● To do:
Below are the records; count how many of their lines carry "Zone" and give only the number.

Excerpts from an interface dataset
=== Begin Enclosure ===

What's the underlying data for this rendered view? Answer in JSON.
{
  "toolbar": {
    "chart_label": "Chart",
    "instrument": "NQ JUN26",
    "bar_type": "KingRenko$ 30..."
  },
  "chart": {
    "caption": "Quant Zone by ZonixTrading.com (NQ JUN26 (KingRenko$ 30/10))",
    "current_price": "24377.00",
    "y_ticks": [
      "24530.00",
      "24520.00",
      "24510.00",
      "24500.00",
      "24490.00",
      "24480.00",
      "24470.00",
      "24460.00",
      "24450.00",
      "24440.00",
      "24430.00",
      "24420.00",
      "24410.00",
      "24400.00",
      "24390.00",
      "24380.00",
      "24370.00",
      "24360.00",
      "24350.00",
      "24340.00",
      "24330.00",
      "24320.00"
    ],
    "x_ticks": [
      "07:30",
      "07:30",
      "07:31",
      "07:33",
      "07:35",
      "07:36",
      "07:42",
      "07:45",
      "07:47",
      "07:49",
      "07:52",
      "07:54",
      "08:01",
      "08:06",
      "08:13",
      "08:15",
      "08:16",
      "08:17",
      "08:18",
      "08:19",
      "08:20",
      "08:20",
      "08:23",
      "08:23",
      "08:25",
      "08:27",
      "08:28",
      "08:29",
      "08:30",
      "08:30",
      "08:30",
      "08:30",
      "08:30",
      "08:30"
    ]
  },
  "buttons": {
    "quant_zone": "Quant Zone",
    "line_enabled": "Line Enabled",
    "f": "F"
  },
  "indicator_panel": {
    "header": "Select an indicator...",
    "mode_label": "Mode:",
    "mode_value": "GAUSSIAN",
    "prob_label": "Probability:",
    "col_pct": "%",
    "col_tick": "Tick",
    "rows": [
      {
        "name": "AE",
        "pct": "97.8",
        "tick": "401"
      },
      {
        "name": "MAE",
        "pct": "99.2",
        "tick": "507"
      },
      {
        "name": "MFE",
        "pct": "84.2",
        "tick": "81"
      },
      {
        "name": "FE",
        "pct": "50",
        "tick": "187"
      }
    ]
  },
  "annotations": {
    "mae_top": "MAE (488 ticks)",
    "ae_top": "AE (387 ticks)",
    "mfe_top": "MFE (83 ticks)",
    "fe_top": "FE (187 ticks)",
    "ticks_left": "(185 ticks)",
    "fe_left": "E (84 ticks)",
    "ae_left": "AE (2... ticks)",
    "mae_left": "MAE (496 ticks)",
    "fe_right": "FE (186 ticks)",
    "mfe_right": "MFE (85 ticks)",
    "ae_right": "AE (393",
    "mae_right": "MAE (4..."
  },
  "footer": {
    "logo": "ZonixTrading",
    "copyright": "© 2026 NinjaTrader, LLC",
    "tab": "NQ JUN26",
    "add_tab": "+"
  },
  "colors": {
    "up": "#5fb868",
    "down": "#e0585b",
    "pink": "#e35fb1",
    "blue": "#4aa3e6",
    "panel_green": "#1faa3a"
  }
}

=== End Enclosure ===

● Answer area:
2